As a player, Del Bosque missed the 1978 World Cup in Argentina because of injury, The former Real Madrid star and coach believes he and his team are ready to authenticate their 2008 Euro title by winning the world crown.

"I think every day of your career you mature, you feel greater responsibility," Del Bosque told The Associated Press in a recent interview. "It's true that there is a great ambiance around this team filled with confidence and that affects all of us."

Spain opens play in Group H against Switzerland on June 16 before also facing Honduras and Chile.

Beset by heavy expectation, Del Bosque refuses to let "disaster" enter the vocabulary if Spain fails to win its first World Cup.

"An athlete can't just think that one triumphs and 31 fail. It's not healthy to think that's it's all or nothing," Del Bosque said. "We're not setting any goal. Our objective is obviously the maximum, but another thing we know is that to get there will be very difficult. If we win, the repercussions will be great."

Spain has never advanced past the quarterfinals, with a fourth-place finish in 1950 earned without elimination games. In Germany four years ago, the favored Spanish team lost to France in the second round.

But the penalty shootout win over Italy at the 2008 European Championship provided confidence and united the team even more. Spain went on to beat Germany in the final, playing solid, sometimes spectacular soccer.

"Good relationships are key to any triumph," Del Bosque said from the team's headquarters on the outskirts of Madrid. "A disunited locker room can win; it can happen. But if there's a good ambiance, then usually victory is a lot easier."

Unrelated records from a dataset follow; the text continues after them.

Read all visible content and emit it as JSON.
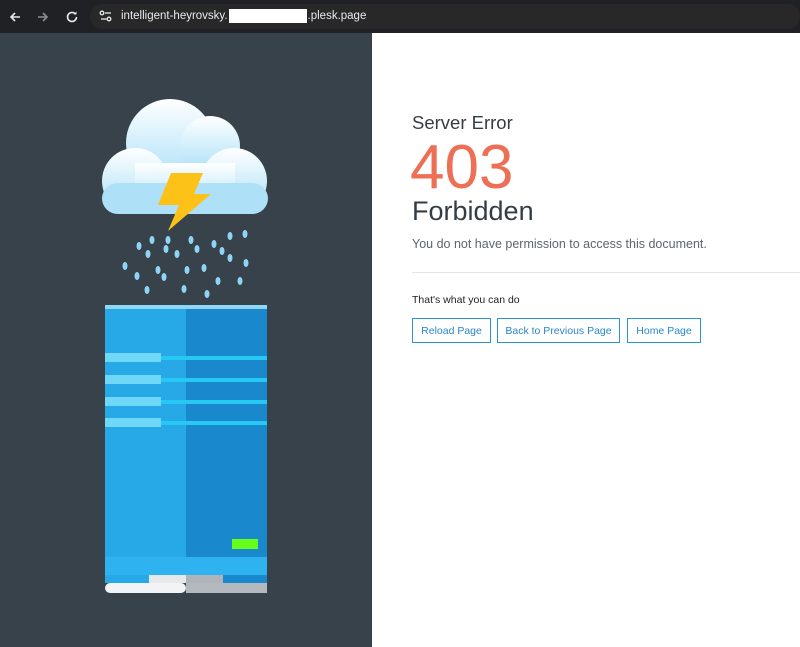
{
  "browser": {
    "url_prefix": "intelligent-heyrovsky.",
    "url_suffix": ".plesk.page",
    "icons": [
      "back-arrow-icon",
      "forward-arrow-icon",
      "reload-icon",
      "site-settings-icon"
    ]
  },
  "error": {
    "eyebrow": "Server Error",
    "code": "403",
    "title": "Forbidden",
    "description": "You do not have permission to access this document."
  },
  "actions": {
    "heading": "That's what you can do",
    "buttons": [
      "Reload Page",
      "Back to Previous Page",
      "Home Page"
    ]
  },
  "colors": {
    "accent": "#ec6f56",
    "button": "#2b94d4",
    "panel": "#37424b"
  }
}
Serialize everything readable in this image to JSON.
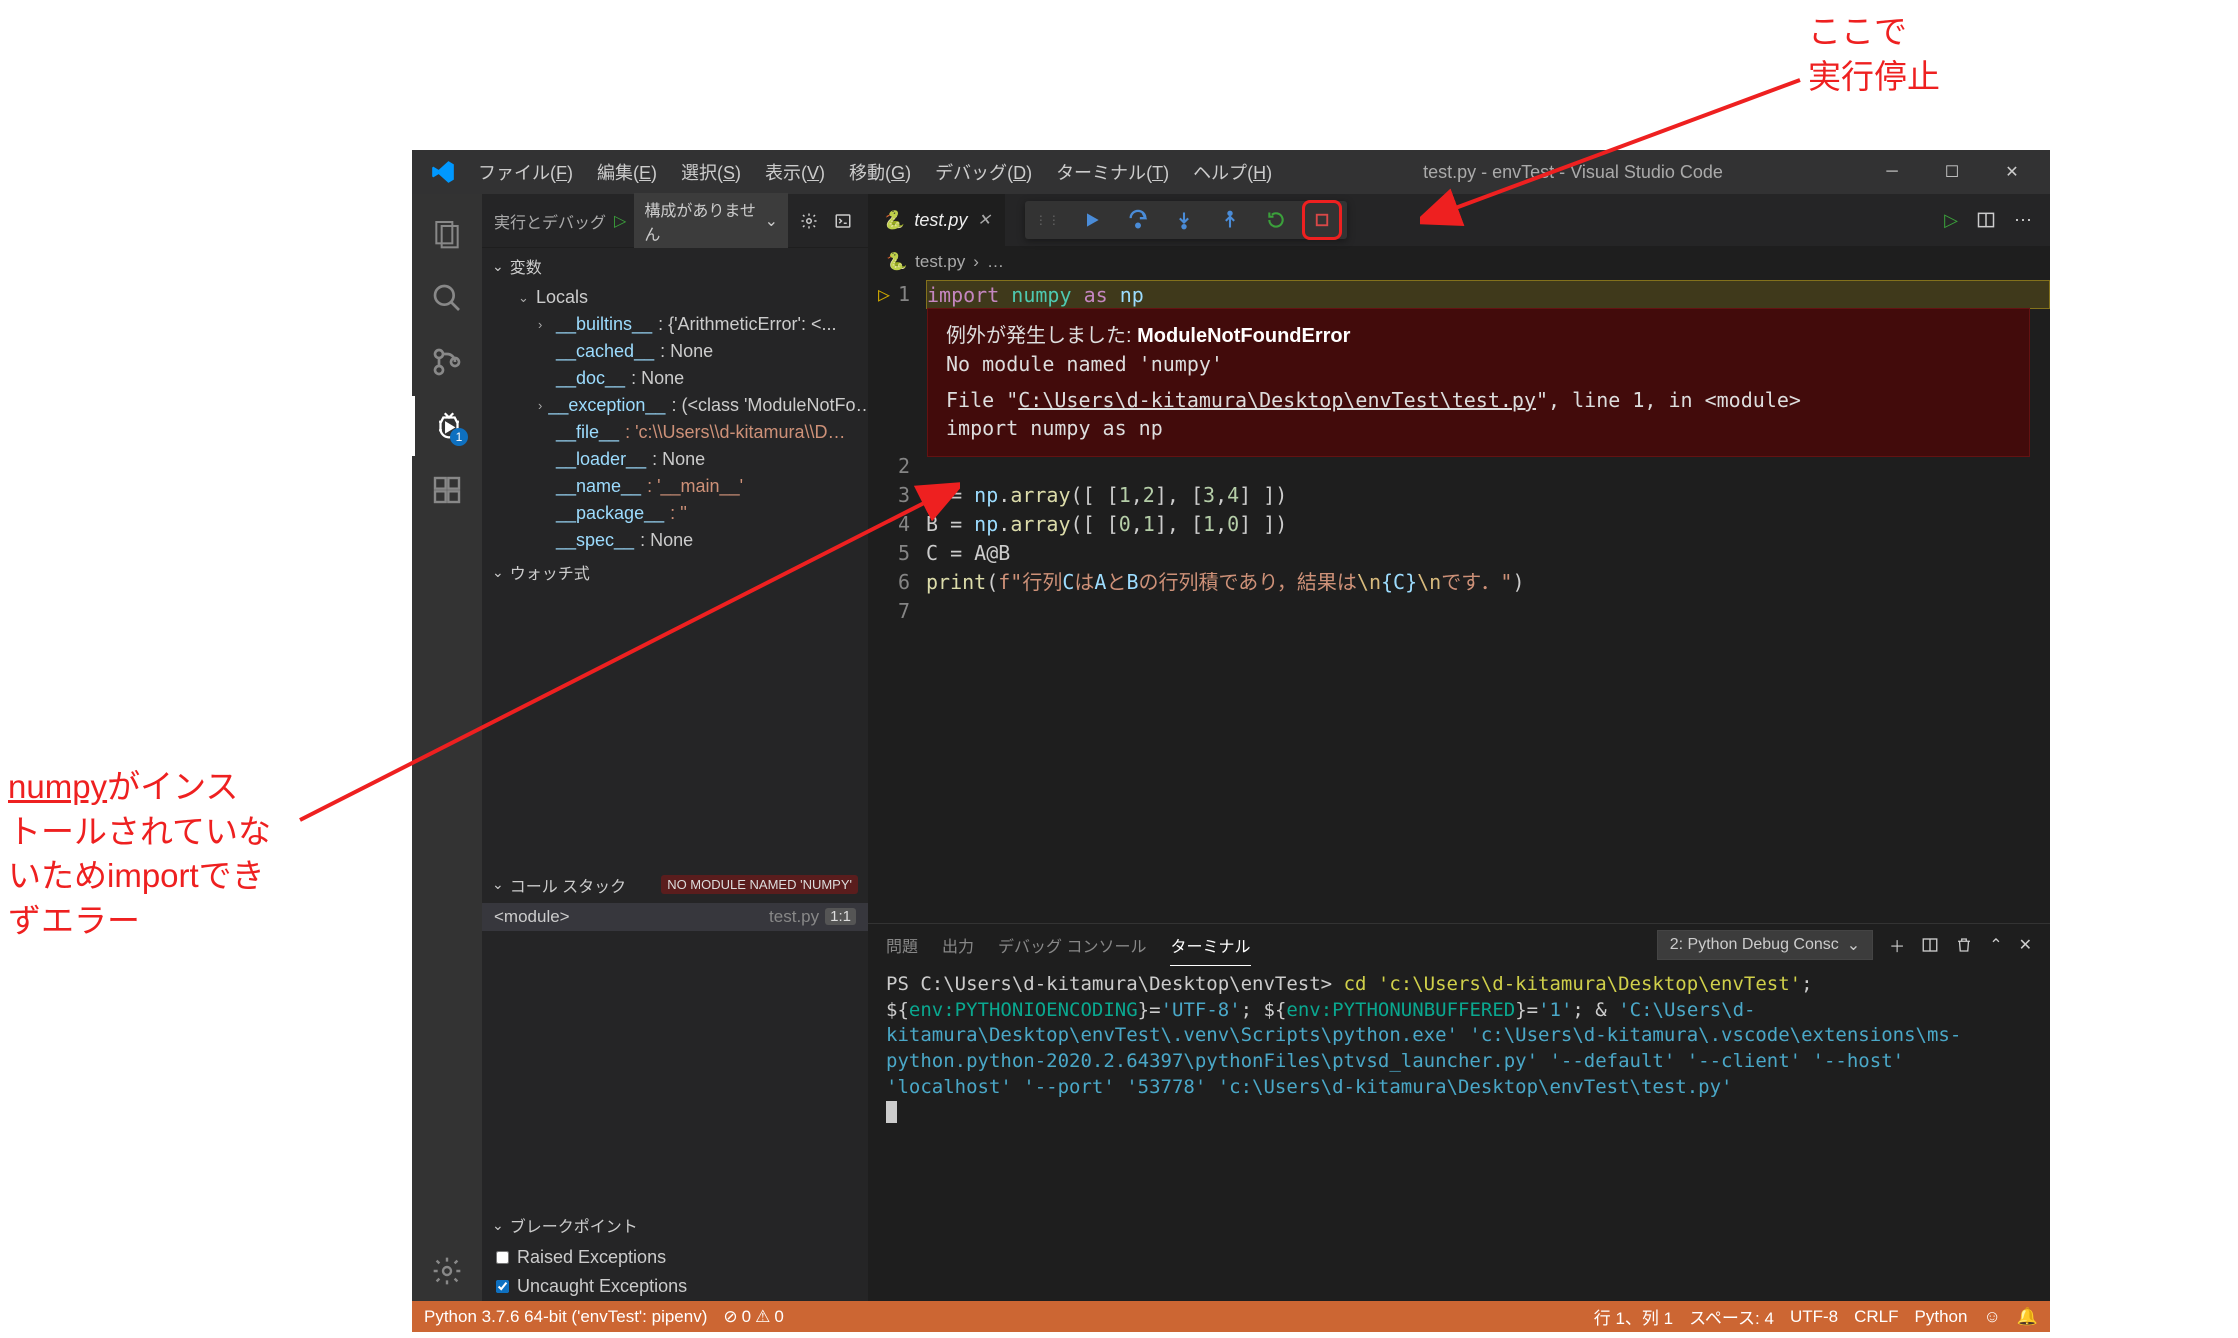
{
  "annotations": {
    "top_line1": "ここで",
    "top_line2": "実行停止",
    "left_l1": "numpy",
    "left_l1b": "がインス",
    "left_l2": "トールされていな",
    "left_l3": "いためimportでき",
    "left_l4": "ずエラー"
  },
  "titlebar": {
    "menus": {
      "file": "ファイル",
      "file_hk": "F",
      "edit": "編集",
      "edit_hk": "E",
      "select": "選択",
      "select_hk": "S",
      "view": "表示",
      "view_hk": "V",
      "goto": "移動",
      "goto_hk": "G",
      "debug": "デバッグ",
      "debug_hk": "D",
      "terminal": "ターミナル",
      "terminal_hk": "T",
      "help": "ヘルプ",
      "help_hk": "H"
    },
    "title": "test.py - envTest - Visual Studio Code"
  },
  "sidebar": {
    "run_debug_label": "実行とデバッグ",
    "config_label": "構成がありません",
    "sections": {
      "variables": "変数",
      "locals": "Locals",
      "watch": "ウォッチ式",
      "callstack": "コール スタック",
      "breakpoints": "ブレークポイント"
    },
    "vars": {
      "builtins_name": "__builtins__",
      "builtins_val": ": {'ArithmeticError': <...",
      "cached_name": "__cached__",
      "cached_val": ": None",
      "doc_name": "__doc__",
      "doc_val": ": None",
      "exception_name": "__exception__",
      "exception_val": ": (<class 'ModuleNotFo…",
      "file_name": "__file__",
      "file_val": ": 'c:\\\\Users\\\\d-kitamura\\\\D…",
      "loader_name": "__loader__",
      "loader_val": ": None",
      "name_name": "__name__",
      "name_val": ": '__main__'",
      "package_name": "__package__",
      "package_val": ": ''",
      "spec_name": "__spec__",
      "spec_val": ": None"
    },
    "callstack_badge": "NO MODULE NAMED 'NUMPY'",
    "callstack_module": "<module>",
    "callstack_file": "test.py",
    "callstack_line": "1:1",
    "bp_raised": "Raised Exceptions",
    "bp_uncaught": "Uncaught Exceptions"
  },
  "tabs": {
    "filename": "test.py"
  },
  "breadcrumb": {
    "file": "test.py",
    "more": "…"
  },
  "code": {
    "line1": "import numpy as np",
    "line3": "A = np.array([ [1,2], [3,4] ])",
    "line4": "B = np.array([ [0,1], [1,0] ])",
    "line5": "C = A@B",
    "line6_pre": "print(f\"",
    "line6_txt1": "行列",
    "line6_C": "C",
    "line6_txt2": "は",
    "line6_A": "A",
    "line6_txt3": "と",
    "line6_B": "B",
    "line6_txt4": "の行列積であり，結果は",
    "line6_esc1": "\\n",
    "line6_var": "{C}",
    "line6_esc2": "\\n",
    "line6_txt5": "です．",
    "line6_end": "\")"
  },
  "exception": {
    "prefix": "例外が発生しました:",
    "type": "ModuleNotFoundError",
    "msg": "No module named 'numpy'",
    "trace1a": "  File \"",
    "trace1_path": "C:\\Users\\d-kitamura\\Desktop\\envTest\\test.py",
    "trace1b": "\", line 1, in <module>",
    "trace2": "    import numpy as np"
  },
  "panel": {
    "tabs": {
      "problems": "問題",
      "output": "出力",
      "debug_console": "デバッグ コンソール",
      "terminal": "ターミナル"
    },
    "dropdown": "2: Python Debug Consc",
    "term": {
      "ps": "PS C:\\Users\\d-kitamura\\Desktop\\envTest> ",
      "cd": "cd 'c:\\Users\\d-kitamura\\Desktop\\envTest'",
      "sep1": "; ",
      "env1a": "${",
      "env1b": "env:PYTHONIOENCODING",
      "env1c": "}=",
      "env1v": "'UTF-8'",
      "sep2": "; ",
      "env2a": "${",
      "env2b": "env:PYTHONUNBUFFERED",
      "env2c": "}=",
      "env2v": "'1'",
      "sep3": "; & ",
      "exe": "'C:\\Users\\d-kitamura\\Desktop\\envTest\\.venv\\Scripts\\python.exe' 'c:\\Users\\d-kitamura\\.vscode\\extensions\\ms-python.python-2020.2.64397\\pythonFiles\\ptvsd_launcher.py' '--default' '--client' '--host' 'localhost' '--port' '53778' 'c:\\Users\\d-kitamura\\Desktop\\envTest\\test.py'"
    }
  },
  "statusbar": {
    "python": "Python 3.7.6 64-bit ('envTest': pipenv)",
    "errors": "0",
    "warnings": "0",
    "pos": "行 1、列 1",
    "spaces": "スペース: 4",
    "encoding": "UTF-8",
    "eol": "CRLF",
    "lang": "Python"
  },
  "activity": {
    "debug_badge": "1"
  }
}
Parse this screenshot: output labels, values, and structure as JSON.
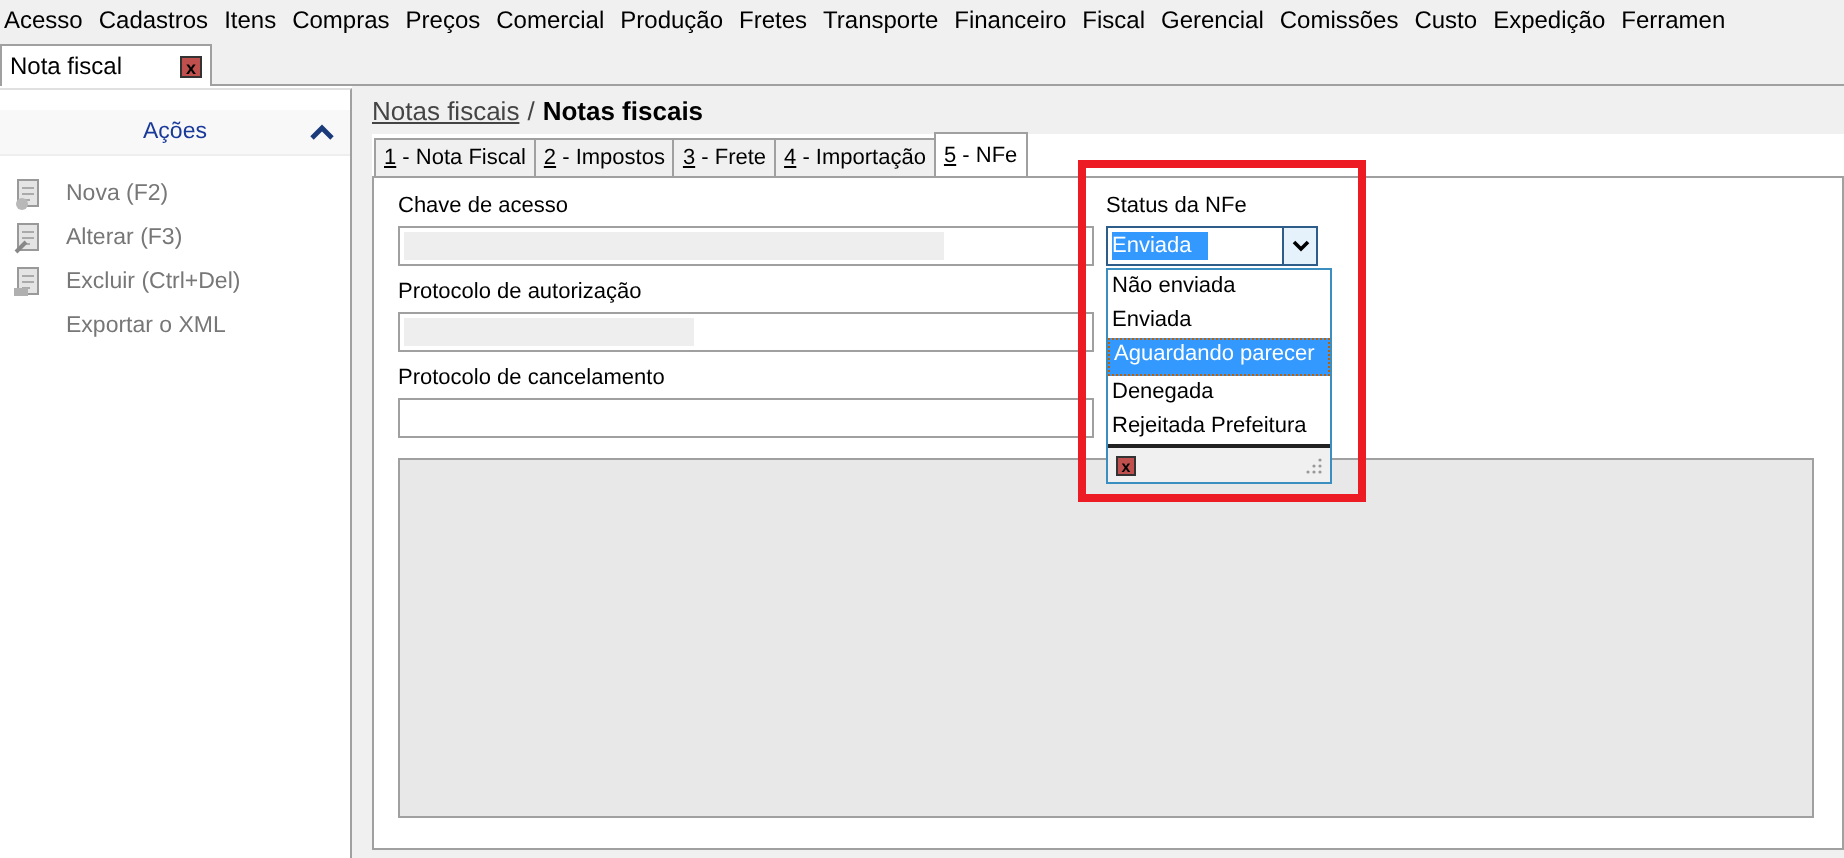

Del Bosque hasn't tinkered with predecessor Luis Aragones' work, which sees Spain's best generation of players arrive with a clear identity and system of play. The bonds forged inside the locker room have fueled belief Spain can finally succeed where it always failed.

"There are many similarities to 2008. Nearly 80 percent of the players are the same and the other 20 percent we've incorporated bring an extra touch to the team," Del Bosque said. "I'm not saying they're better than before, but it's the law of life. There are people who bring something distinct that we didn't have before."

Gerard Pique has replaced Carlos Marchena as starting center back alongside Barcelona teammate Carles Puyol, while holding midfielder Sergio Busquets has taken over for Marcos Senna, who was worn down by injuries this season.

Jesus Navas and Pedro Rodriguez also bring extra speed along the outside. They are among eight new players on the 23-man squad, although the core of starters is basically unchanged from 2008.

Spending a week in Austria was key to making the new players feel part of the squad and to recapture the Euro 2008 feeling.

"We wanted to change the scenery a little bit, to bring out a training camp feeling so the players don't get bored," the 59-year-old Del Bosque said. "We look for the best preparation, but without burdens."

Del Bosque, who played 18 times for Spain between 1975-80, sees Argentina, Italy and Brazil as the favorites, although Diego Maradona has the toughest test with Argentina.

"They had a lot of problems with qualifying. They have great players who surpass the elements in each position," he said. "They will unite."

Del Bosque said Brazil and England have great chances because of their coaches.

"Fabio Capello is an intelligent man and he adapted perfectly to England," Del Bosque said of England's Italian coach. "He's taken the spine and base of that team and united it into something extraordinary, a team that will torment its opponents."

Spain will arrive in Potchefstroom, South Africa, on Friday, where it will train.

Del Bosque has won 25 of 26 games since taking over and is signed to guide Spain through Euro 2012. He has always handled the expectations that come with success — at Madrid, he coached a team of big-name stars that included Luis Figo, Ronaldo and Zinedine Zidane, to domestic, European and international triumphs.

"We're contenders to reach the final, but we've got strong enemies in front of us," Del Bosque said after Tuesday's 6-0 win over Poland. "What we've done in the past is of no value for the future. We need to apply ourselves, work hard and play like today. But even that isn't a guarantee."